    One other similarity, when the Rays finally broke through after years of high draft choices and a brilliant FA signing, they stayed competitive for the last five years as the team matured and expensive stars were traded for hot prospects, a pattern for the Royals the next few years. We can see this year as the effort to make a big money break through and go outside tendency in order to win now, then rely on the continuing production of the farm system to maintain competitiveness and allow beneficial trades in the future.

    • Marcus Meade

      I very much agree with you, Jim. And after thinking on it more and more, I wonder why so many are so conservative on their predictions for 2013. I understand that it’s the Royals and conservative is always the safe bet, but 2013 was a train wreck of one unforeseeable disaster after another: Duffy, Paulino, Cain, Soria, Perez (injuries), Francoeur, Hosmer, Sanchez (extreme ineffectiveness). And that team still managed one more win than in 2011 when the team was nearly completely healthy and featured career years from every outfielder and a very strong rookie season from Hosmer. Maybe it’s my eternal optimism, but I feel like it’s more likely that this season is very positive than it is very negative. I feel like 90 wins is more likely than 75. Of course, that great unpredictable injury bug could prove me a fool, but if this team stays healthy, things should get exciting.

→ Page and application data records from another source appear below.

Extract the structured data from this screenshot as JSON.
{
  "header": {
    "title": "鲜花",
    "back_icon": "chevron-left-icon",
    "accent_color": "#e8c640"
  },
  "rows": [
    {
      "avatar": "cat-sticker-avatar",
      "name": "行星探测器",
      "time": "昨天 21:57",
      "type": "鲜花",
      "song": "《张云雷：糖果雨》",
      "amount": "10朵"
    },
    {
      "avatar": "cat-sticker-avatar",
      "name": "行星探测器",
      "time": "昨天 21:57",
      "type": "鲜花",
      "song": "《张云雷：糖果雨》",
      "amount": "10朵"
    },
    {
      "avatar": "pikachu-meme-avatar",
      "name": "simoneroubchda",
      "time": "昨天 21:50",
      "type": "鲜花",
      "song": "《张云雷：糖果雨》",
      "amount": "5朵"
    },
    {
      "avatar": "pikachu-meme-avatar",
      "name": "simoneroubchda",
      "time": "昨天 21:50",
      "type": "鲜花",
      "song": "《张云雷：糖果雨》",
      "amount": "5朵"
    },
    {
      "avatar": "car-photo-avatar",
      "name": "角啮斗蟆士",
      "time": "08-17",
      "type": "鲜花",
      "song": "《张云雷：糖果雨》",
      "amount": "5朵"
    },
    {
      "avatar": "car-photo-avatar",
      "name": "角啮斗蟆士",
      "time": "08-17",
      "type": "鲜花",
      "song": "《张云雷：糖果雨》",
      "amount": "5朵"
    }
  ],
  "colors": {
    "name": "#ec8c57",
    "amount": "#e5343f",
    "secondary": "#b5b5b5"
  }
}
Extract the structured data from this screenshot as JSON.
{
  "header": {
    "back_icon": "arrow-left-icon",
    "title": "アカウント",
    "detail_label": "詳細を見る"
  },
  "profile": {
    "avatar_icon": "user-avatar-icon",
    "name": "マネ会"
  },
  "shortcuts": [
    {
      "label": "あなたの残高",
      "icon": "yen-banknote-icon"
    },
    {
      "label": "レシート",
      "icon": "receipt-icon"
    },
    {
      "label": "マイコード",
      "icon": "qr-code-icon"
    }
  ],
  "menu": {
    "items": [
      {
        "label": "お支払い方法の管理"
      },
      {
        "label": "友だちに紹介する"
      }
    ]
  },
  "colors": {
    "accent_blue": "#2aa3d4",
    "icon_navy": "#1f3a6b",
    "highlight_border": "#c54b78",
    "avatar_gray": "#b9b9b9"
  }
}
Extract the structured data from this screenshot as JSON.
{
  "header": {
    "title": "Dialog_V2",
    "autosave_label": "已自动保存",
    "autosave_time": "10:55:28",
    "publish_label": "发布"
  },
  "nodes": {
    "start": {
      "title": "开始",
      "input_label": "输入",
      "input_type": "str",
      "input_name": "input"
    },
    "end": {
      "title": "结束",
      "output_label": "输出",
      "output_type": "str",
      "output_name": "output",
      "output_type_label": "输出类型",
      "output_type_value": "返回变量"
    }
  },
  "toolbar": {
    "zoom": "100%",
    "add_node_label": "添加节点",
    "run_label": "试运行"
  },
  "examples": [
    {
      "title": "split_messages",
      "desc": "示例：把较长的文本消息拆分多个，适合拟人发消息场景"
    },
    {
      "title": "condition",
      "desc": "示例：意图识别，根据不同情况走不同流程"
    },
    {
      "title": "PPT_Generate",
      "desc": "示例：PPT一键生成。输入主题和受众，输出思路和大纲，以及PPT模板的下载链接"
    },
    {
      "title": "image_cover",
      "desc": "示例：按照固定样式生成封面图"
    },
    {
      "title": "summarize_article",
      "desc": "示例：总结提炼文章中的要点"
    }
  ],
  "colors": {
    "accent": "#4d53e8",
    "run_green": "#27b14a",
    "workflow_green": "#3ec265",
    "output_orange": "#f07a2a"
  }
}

      • jimfetterolf

        This year your optimism, which I share, is supported by reason. I look forward to your predictions.

  • Eric Akers

    I am excited to see what Wade Davis has to offer. He seems to be the biggest unknown in all of this.

    It seems like everybody is now predicting the Indians to be better than the Royals and that they do not have to follow the same rules of physics that the Royals do. Being that, even though the Royals had a better record than the Indians, the Indians are not limited by last years totals.

    I do like your thoughts on the Indians being better actually helps the Royals chances. On MLBTradeRumors and other places, the thought is that the Indians improving means that the Royals have no chance anymore, rather than hurting the Tiger’s chances at getting to their predicted 95-100 wins. More parity may actually be the best for the Royals.

    • Marcus Meade

      Yes, Davis is an intriguing guy. He’s got solid #2 stuff but has only been average as a starter. He showed last year that he has the ability to dominate hitters. If it translates to the rotation, look out. He might have a very good season. If it doesn’t, he’s probably a league average starter again, which still isn’t awful. But it’s not what the Royals were looking for. He walks a few too many, but if he can strike out somewhere in the neighborhood of 7.5-8 hitters per nine, he should be in good shape.